Disparities in Recovery from Hurricane Katrina
MEDIUM-TERM EFFECTS OF KATRINA ON THE PRE-HURRICANE POPULATION OF NEW ORLEANS
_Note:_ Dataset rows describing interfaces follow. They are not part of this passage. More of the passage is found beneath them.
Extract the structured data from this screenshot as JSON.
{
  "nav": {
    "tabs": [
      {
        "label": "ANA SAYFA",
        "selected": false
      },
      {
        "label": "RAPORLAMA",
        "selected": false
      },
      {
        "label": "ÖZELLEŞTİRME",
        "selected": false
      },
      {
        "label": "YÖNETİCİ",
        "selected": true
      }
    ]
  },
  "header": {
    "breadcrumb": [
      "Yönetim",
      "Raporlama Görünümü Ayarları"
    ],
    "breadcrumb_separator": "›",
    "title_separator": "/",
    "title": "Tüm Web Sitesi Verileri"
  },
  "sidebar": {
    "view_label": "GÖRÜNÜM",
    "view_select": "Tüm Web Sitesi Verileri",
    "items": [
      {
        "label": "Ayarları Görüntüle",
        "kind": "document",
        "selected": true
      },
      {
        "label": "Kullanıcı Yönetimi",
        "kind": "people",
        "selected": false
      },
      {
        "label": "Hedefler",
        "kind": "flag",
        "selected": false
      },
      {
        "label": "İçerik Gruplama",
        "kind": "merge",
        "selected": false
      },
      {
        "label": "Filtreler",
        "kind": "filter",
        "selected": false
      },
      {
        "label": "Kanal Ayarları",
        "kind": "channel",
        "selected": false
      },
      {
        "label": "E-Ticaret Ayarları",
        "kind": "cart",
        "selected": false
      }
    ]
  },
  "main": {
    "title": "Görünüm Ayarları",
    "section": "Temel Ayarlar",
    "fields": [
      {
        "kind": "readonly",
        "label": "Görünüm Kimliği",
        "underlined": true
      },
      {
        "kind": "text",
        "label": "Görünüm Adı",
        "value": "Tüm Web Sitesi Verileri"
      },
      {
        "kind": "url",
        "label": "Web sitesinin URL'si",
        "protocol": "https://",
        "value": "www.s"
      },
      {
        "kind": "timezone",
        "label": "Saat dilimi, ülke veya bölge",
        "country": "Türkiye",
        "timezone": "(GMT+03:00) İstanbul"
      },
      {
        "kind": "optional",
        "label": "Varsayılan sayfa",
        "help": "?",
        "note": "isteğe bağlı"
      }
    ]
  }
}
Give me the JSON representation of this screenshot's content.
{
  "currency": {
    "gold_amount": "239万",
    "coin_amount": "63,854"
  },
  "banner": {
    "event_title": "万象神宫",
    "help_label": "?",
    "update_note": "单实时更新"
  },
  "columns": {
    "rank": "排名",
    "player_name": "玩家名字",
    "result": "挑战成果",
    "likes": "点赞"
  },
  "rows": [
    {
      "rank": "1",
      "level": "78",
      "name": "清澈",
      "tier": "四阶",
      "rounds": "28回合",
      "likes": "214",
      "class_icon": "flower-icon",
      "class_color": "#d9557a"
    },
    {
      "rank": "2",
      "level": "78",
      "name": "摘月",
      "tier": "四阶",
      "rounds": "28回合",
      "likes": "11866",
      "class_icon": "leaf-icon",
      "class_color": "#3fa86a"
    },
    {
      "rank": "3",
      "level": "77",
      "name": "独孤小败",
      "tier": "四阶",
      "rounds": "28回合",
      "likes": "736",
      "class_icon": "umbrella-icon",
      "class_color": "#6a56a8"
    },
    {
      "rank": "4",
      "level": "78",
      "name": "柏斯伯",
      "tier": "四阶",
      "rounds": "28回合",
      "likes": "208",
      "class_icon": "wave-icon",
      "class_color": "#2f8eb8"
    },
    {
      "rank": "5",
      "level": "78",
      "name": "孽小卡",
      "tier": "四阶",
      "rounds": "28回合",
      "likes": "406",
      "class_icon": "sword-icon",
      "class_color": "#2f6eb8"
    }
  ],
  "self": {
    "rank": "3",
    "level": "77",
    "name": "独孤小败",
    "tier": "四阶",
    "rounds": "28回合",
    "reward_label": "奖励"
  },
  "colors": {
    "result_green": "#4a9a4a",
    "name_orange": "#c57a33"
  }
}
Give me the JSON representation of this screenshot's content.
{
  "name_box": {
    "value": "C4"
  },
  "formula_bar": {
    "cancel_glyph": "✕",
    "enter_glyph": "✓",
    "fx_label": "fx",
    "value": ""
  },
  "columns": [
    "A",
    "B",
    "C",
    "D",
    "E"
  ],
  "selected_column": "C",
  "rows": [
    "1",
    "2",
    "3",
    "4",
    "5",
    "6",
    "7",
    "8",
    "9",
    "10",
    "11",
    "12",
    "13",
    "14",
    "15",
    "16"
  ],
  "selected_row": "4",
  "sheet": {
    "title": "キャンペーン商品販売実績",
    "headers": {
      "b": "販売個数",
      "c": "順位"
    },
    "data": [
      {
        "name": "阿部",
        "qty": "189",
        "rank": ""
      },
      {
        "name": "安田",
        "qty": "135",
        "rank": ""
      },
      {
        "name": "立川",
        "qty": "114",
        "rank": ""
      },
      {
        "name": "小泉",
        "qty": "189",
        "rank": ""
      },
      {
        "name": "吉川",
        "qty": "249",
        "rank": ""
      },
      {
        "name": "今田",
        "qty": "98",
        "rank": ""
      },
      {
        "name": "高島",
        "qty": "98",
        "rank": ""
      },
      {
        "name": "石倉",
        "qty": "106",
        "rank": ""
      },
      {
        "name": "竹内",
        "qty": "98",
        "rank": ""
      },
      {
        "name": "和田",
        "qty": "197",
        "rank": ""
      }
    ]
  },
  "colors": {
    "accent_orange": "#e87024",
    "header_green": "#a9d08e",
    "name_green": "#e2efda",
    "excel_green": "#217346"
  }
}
The overall objective of the KATRINA@10 Program is to advance disaster science by including both breadth and depth in a set of interrelated studies. The objective of this project (RP4; DNORS ANALYSIS) is to use new data from a representative sample of pre-Katrina residents of New Orleans - the Displaced New Orleans Residents Survey (DNORS) - to examine outcomes among this population approximately four years after the hurricane. This project will complement investigations in other components of the program, which focus on specific vulnerable populations (RP1, RP2, and RP3) and on overall population change (RP5). A critical need in assessing the social, economic, demographic, and health effects of natural and human-caused disasters - such as Hurricane Katrina - is to obtain population-representative data on the pre-event residents of the affected area. The dispersion of residents in the aftermath of disasters makes this an extremely challenging undertaking, and few studies have been able to collect or assemble such data. Furthermore, few studies have examined post-disaster outcomes over periods longer than one year, leading to a limited understanding of the medium-term outcomes associated with disasters and, in particular, knowledge about which groups are able to adjust to their experiences and which other groups face potentially permanent negative effects. In this project, we will use new data from DNORS to: (1) characterize return migration propensities among individuals and families displaced from New Orleans in the aftermath of Hurricane Katrina; (2) describe the prevalence of psychological distress and disparities by factors such as race; and (3) assess the causal effects of residential displacement and relocation on mental health outcomes. This project will make several important contributions. First, it will provide new information about the residential location of pre-Katrina residents of New Orleans in the four years after the hurricane, a considerably longer period than has been examined previously. Second, this project will be among the first to assess the causal effects of post-Katrina experiences on mental health outcomes using the latest methods for causal inference. Third, we will examine race disparities in post-Katrina outcomes, and will investigate factors associated with black-white differences in return migration, residential location, and mental health. This project's innovation centers on the use of unparalleled new survey data on the medium-term status of pre-Katrina residents of New Orleans and the use of modern methods of causal inference. The results will lead to a better understanding of effects of natural disasters, such as Hurricane Katrina, on the affected populations that will provide valuable information for researchers, policymakers, and the public.
- Narayan Sastry
2015-09-01 - 2018-07-31